_Entries shown_
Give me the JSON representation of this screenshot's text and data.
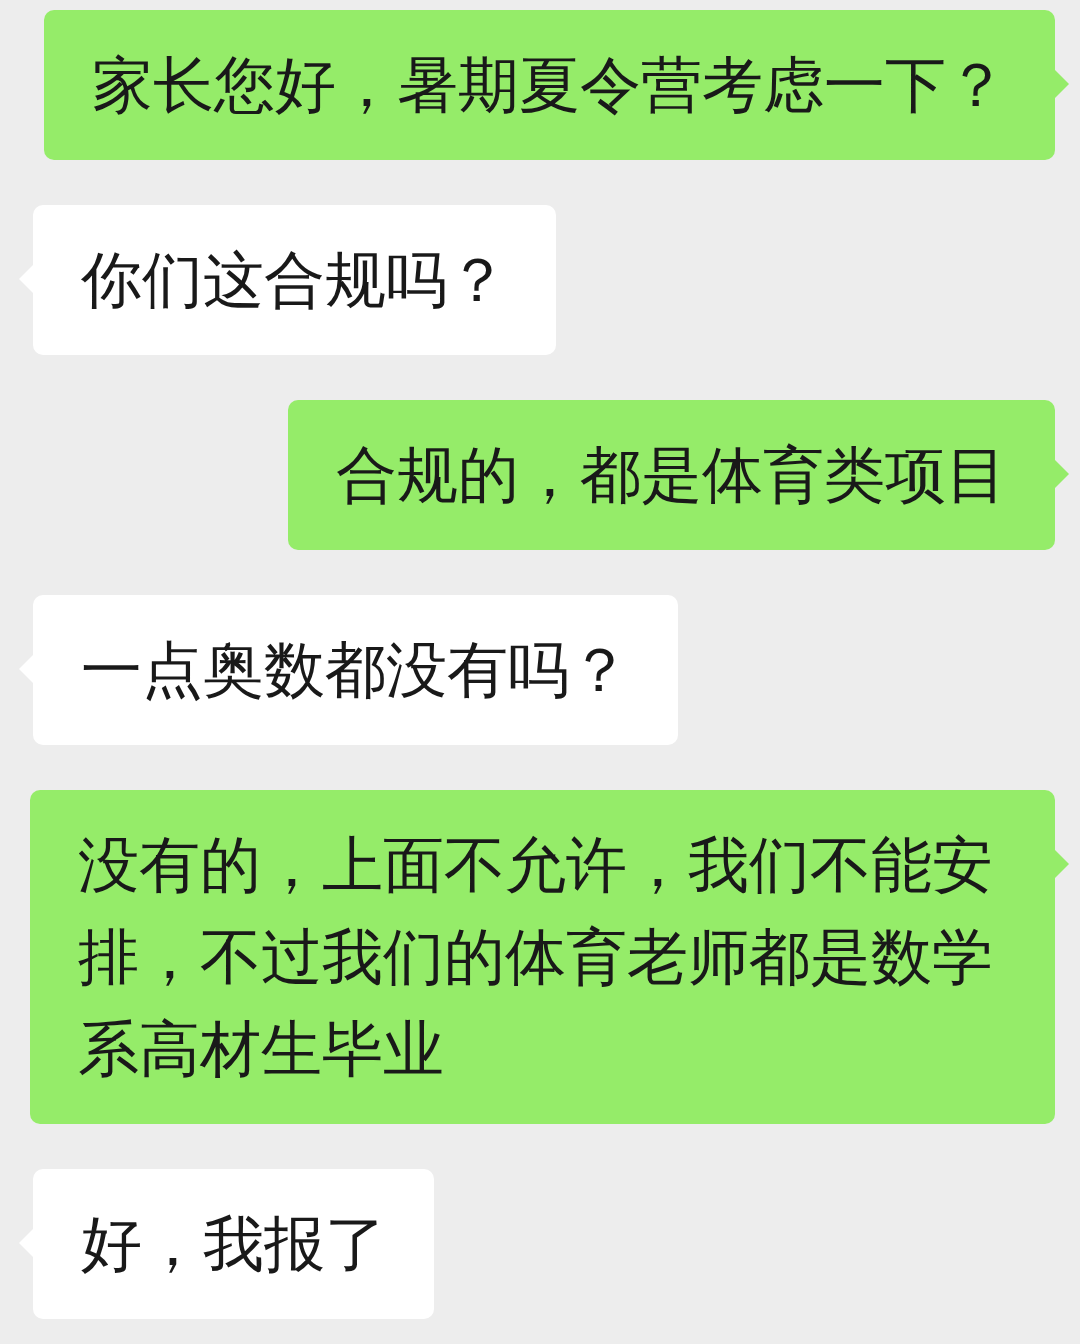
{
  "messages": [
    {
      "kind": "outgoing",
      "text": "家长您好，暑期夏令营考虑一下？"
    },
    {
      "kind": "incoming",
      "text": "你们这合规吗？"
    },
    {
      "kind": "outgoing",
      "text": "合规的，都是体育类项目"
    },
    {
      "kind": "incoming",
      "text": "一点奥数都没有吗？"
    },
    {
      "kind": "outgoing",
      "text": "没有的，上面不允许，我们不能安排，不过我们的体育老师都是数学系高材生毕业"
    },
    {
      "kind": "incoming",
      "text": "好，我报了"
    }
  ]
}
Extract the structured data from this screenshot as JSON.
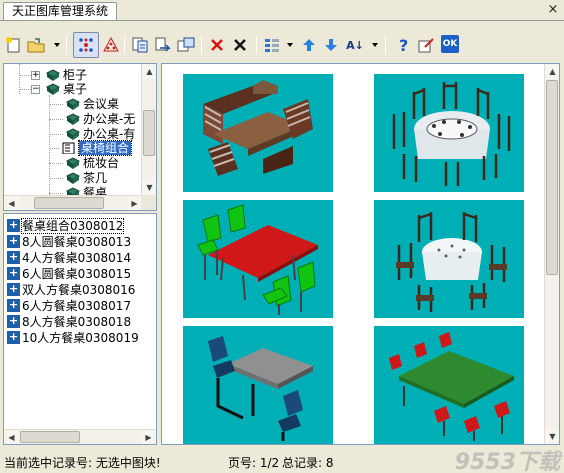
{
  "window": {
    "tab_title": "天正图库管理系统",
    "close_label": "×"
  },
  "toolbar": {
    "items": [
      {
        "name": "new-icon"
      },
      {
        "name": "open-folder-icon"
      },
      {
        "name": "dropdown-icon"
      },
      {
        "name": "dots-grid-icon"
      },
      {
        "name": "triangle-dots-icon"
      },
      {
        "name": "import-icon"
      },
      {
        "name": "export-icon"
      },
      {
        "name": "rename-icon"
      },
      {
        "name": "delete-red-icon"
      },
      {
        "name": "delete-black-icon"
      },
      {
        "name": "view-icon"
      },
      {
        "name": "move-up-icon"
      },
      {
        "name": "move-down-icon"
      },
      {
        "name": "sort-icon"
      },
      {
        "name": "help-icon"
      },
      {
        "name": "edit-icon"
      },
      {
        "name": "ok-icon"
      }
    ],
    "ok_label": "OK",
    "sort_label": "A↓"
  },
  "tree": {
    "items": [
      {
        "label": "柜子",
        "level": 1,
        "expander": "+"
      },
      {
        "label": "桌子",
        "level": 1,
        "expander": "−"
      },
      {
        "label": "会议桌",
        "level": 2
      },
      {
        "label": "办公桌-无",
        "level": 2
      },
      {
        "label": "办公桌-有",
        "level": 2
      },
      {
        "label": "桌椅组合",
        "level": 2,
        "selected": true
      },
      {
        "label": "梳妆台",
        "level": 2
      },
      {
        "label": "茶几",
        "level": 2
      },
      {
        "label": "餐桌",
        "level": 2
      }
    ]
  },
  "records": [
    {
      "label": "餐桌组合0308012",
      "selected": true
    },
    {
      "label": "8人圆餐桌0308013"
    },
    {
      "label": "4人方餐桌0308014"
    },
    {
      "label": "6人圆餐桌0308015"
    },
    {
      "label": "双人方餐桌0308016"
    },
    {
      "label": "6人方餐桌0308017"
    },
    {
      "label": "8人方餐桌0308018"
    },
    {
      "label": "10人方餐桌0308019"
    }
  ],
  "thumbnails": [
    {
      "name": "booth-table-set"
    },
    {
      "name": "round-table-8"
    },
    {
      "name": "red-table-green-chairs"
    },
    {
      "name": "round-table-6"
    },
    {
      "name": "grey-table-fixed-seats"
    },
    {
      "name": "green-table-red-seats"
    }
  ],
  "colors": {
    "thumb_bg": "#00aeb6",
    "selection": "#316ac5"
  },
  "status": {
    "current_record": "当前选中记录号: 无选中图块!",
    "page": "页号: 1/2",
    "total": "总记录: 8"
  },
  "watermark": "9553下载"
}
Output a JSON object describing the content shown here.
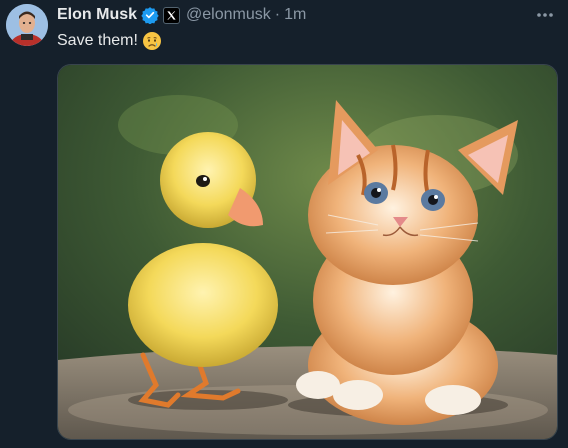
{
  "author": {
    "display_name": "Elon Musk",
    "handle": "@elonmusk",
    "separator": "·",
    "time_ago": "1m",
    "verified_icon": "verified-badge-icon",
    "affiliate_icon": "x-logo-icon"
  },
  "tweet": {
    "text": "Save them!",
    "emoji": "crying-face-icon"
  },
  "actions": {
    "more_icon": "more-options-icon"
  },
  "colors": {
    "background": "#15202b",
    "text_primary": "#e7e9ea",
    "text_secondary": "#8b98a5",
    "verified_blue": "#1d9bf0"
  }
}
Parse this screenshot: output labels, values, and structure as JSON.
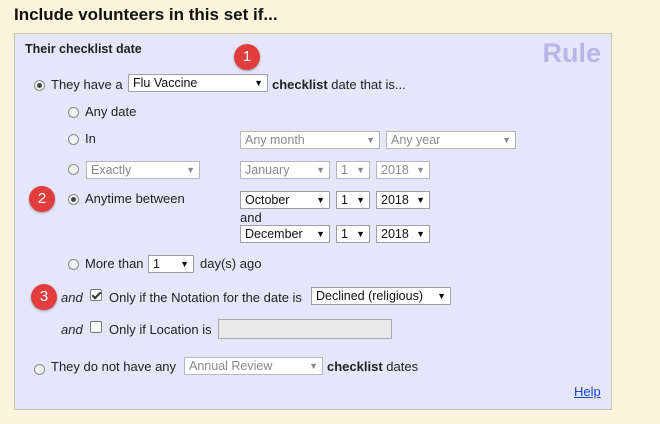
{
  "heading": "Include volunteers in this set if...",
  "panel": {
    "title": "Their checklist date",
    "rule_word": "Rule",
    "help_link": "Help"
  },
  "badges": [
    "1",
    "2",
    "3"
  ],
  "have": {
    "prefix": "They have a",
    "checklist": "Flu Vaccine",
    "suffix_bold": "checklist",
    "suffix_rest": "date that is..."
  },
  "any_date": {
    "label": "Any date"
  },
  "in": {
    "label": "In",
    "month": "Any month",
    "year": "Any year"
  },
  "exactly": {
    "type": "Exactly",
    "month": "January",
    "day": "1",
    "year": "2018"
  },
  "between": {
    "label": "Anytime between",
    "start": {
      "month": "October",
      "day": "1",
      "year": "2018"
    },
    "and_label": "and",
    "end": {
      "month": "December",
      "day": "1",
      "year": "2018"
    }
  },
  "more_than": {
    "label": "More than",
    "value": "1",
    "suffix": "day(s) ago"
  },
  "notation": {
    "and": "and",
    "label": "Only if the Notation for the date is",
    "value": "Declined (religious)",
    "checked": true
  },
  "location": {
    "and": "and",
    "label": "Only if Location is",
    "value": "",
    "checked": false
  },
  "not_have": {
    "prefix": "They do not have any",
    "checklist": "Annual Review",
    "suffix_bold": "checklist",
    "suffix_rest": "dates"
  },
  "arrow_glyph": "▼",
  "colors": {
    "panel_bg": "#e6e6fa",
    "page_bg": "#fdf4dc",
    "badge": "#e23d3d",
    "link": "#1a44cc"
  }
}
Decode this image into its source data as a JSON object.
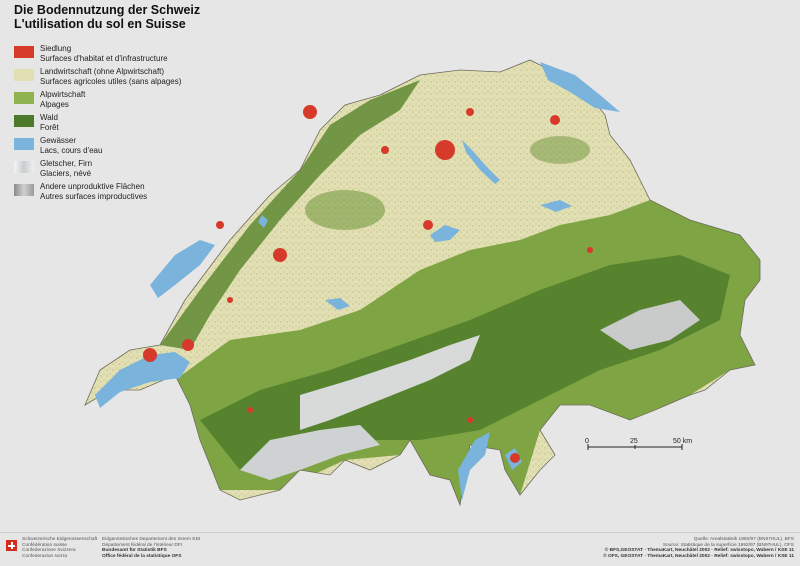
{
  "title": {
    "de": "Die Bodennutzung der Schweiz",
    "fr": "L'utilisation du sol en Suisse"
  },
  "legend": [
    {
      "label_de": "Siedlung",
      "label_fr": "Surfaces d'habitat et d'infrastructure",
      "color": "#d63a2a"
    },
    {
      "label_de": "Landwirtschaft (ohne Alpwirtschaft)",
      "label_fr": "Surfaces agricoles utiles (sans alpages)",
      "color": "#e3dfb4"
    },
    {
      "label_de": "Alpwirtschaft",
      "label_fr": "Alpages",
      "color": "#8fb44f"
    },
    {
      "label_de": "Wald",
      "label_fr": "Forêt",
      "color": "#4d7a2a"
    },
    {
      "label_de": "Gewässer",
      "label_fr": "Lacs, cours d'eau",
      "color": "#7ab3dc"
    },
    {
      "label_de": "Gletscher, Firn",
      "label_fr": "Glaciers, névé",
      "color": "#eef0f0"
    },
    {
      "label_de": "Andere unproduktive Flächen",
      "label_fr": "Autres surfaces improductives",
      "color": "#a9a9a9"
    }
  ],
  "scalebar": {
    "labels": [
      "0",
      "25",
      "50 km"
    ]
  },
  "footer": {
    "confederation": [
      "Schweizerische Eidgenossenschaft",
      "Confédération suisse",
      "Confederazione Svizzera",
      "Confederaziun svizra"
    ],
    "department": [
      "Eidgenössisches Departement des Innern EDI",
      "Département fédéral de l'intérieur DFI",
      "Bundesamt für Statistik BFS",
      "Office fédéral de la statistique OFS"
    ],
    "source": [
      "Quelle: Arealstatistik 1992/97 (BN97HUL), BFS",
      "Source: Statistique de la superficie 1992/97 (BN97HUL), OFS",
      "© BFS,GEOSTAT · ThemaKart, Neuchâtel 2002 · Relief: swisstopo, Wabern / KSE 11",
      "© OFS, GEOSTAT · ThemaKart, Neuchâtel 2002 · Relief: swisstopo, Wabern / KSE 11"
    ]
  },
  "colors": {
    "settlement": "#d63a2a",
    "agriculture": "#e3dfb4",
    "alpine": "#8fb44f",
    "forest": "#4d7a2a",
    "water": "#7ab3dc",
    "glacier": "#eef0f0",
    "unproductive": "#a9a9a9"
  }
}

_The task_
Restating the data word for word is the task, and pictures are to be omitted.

_Response to the task_
Give me the JSON representation of this screenshot's text and data.
{
  "messages": [
    {
      "kind": "outgoing",
      "text": "家长您好，暑期夏令营考虑一下？"
    },
    {
      "kind": "incoming",
      "text": "你们这合规吗？"
    },
    {
      "kind": "outgoing",
      "text": "合规的，都是体育类项目"
    },
    {
      "kind": "incoming",
      "text": "一点奥数都没有吗？"
    },
    {
      "kind": "outgoing",
      "text": "没有的，上面不允许，我们不能安排，不过我们的体育老师都是数学系高材生毕业"
    },
    {
      "kind": "incoming",
      "text": "好，我报了"
    }
  ]
}
Extract the structured data from this screenshot as JSON.
{
  "window": {
    "tab_title": "天正图库管理系统",
    "close_label": "×"
  },
  "toolbar": {
    "items": [
      {
        "name": "new-icon"
      },
      {
        "name": "open-folder-icon"
      },
      {
        "name": "dropdown-icon"
      },
      {
        "name": "dots-grid-icon"
      },
      {
        "name": "triangle-dots-icon"
      },
      {
        "name": "import-icon"
      },
      {
        "name": "export-icon"
      },
      {
        "name": "rename-icon"
      },
      {
        "name": "delete-red-icon"
      },
      {
        "name": "delete-black-icon"
      },
      {
        "name": "view-icon"
      },
      {
        "name": "move-up-icon"
      },
      {
        "name": "move-down-icon"
      },
      {
        "name": "sort-icon"
      },
      {
        "name": "help-icon"
      },
      {
        "name": "edit-icon"
      },
      {
        "name": "ok-icon"
      }
    ],
    "ok_label": "OK",
    "sort_label": "A↓"
  },
  "tree": {
    "items": [
      {
        "label": "柜子",
        "level": 1,
        "expander": "+"
      },
      {
        "label": "桌子",
        "level": 1,
        "expander": "−"
      },
      {
        "label": "会议桌",
        "level": 2
      },
      {
        "label": "办公桌-无",
        "level": 2
      },
      {
        "label": "办公桌-有",
        "level": 2
      },
      {
        "label": "桌椅组合",
        "level": 2,
        "selected": true
      },
      {
        "label": "梳妆台",
        "level": 2
      },
      {
        "label": "茶几",
        "level": 2
      },
      {
        "label": "餐桌",
        "level": 2
      }
    ]
  },
  "records": [
    {
      "label": "餐桌组合0308012",
      "selected": true
    },
    {
      "label": "8人圆餐桌0308013"
    },
    {
      "label": "4人方餐桌0308014"
    },
    {
      "label": "6人圆餐桌0308015"
    },
    {
      "label": "双人方餐桌0308016"
    },
    {
      "label": "6人方餐桌0308017"
    },
    {
      "label": "8人方餐桌0308018"
    },
    {
      "label": "10人方餐桌0308019"
    }
  ],
  "thumbnails": [
    {
      "name": "booth-table-set"
    },
    {
      "name": "round-table-8"
    },
    {
      "name": "red-table-green-chairs"
    },
    {
      "name": "round-table-6"
    },
    {
      "name": "grey-table-fixed-seats"
    },
    {
      "name": "green-table-red-seats"
    }
  ],
  "colors": {
    "thumb_bg": "#00aeb6",
    "selection": "#316ac5"
  },
  "status": {
    "current_record": "当前选中记录号: 无选中图块!",
    "page": "页号: 1/2",
    "total": "总记录: 8"
  },
  "watermark": "9553下载"
}
Output a JSON object describing the content shown here.
{
  "author": {
    "display_name": "Elon Musk",
    "handle": "@elonmusk",
    "separator": "·",
    "time_ago": "1m",
    "verified_icon": "verified-badge-icon",
    "affiliate_icon": "x-logo-icon"
  },
  "tweet": {
    "text": "Save them!",
    "emoji": "crying-face-icon"
  },
  "actions": {
    "more_icon": "more-options-icon"
  },
  "colors": {
    "background": "#15202b",
    "text_primary": "#e7e9ea",
    "text_secondary": "#8b98a5",
    "verified_blue": "#1d9bf0"
  }
}
Parse this screenshot: output labels, values, and structure as JSON.
{
  "heading": "Include volunteers in this set if...",
  "panel": {
    "title": "Their checklist date",
    "rule_word": "Rule",
    "help_link": "Help"
  },
  "badges": [
    "1",
    "2",
    "3"
  ],
  "have": {
    "prefix": "They have a",
    "checklist": "Flu Vaccine",
    "suffix_bold": "checklist",
    "suffix_rest": "date that is..."
  },
  "any_date": {
    "label": "Any date"
  },
  "in": {
    "label": "In",
    "month": "Any month",
    "year": "Any year"
  },
  "exactly": {
    "type": "Exactly",
    "month": "January",
    "day": "1",
    "year": "2018"
  },
  "between": {
    "label": "Anytime between",
    "start": {
      "month": "October",
      "day": "1",
      "year": "2018"
    },
    "and_label": "and",
    "end": {
      "month": "December",
      "day": "1",
      "year": "2018"
    }
  },
  "more_than": {
    "label": "More than",
    "value": "1",
    "suffix": "day(s) ago"
  },
  "notation": {
    "and": "and",
    "label": "Only if the Notation for the date is",
    "value": "Declined (religious)",
    "checked": true
  },
  "location": {
    "and": "and",
    "label": "Only if Location is",
    "value": "",
    "checked": false
  },
  "not_have": {
    "prefix": "They do not have any",
    "checklist": "Annual Review",
    "suffix_bold": "checklist",
    "suffix_rest": "dates"
  },
  "arrow_glyph": "▼",
  "colors": {
    "panel_bg": "#e6e6fa",
    "page_bg": "#fdf4dc",
    "badge": "#e23d3d",
    "link": "#1a44cc"
  }
}
Decode this image into its source data as a JSON object.
{
  "title": {
    "de": "Die Bodennutzung der Schweiz",
    "fr": "L'utilisation du sol en Suisse"
  },
  "legend": [
    {
      "label_de": "Siedlung",
      "label_fr": "Surfaces d'habitat et d'infrastructure",
      "color": "#d63a2a"
    },
    {
      "label_de": "Landwirtschaft (ohne Alpwirtschaft)",
      "label_fr": "Surfaces agricoles utiles (sans alpages)",
      "color": "#e3dfb4"
    },
    {
      "label_de": "Alpwirtschaft",
      "label_fr": "Alpages",
      "color": "#8fb44f"
    },
    {
      "label_de": "Wald",
      "label_fr": "Forêt",
      "color": "#4d7a2a"
    },
    {
      "label_de": "Gewässer",
      "label_fr": "Lacs, cours d'eau",
      "color": "#7ab3dc"
    },
    {
      "label_de": "Gletscher, Firn",
      "label_fr": "Glaciers, névé",
      "color": "#eef0f0"
    },
    {
      "label_de": "Andere unproduktive Flächen",
      "label_fr": "Autres surfaces improductives",
      "color": "#a9a9a9"
    }
  ],
  "scalebar": {
    "labels": [
      "0",
      "25",
      "50 km"
    ]
  },
  "footer": {
    "confederation": [
      "Schweizerische Eidgenossenschaft",
      "Confédération suisse",
      "Confederazione Svizzera",
      "Confederaziun svizra"
    ],
    "department": [
      "Eidgenössisches Departement des Innern EDI",
      "Département fédéral de l'intérieur DFI",
      "Bundesamt für Statistik BFS",
      "Office fédéral de la statistique OFS"
    ],
    "source": [
      "Quelle: Arealstatistik 1992/97 (BN97HUL), BFS",
      "Source: Statistique de la superficie 1992/97 (BN97HUL), OFS",
      "© BFS,GEOSTAT · ThemaKart, Neuchâtel 2002 · Relief: swisstopo, Wabern / KSE 11",
      "© OFS, GEOSTAT · ThemaKart, Neuchâtel 2002 · Relief: swisstopo, Wabern / KSE 11"
    ]
  },
  "colors": {
    "settlement": "#d63a2a",
    "agriculture": "#e3dfb4",
    "alpine": "#8fb44f",
    "forest": "#4d7a2a",
    "water": "#7ab3dc",
    "glacier": "#eef0f0",
    "unproductive": "#a9a9a9"
  }
}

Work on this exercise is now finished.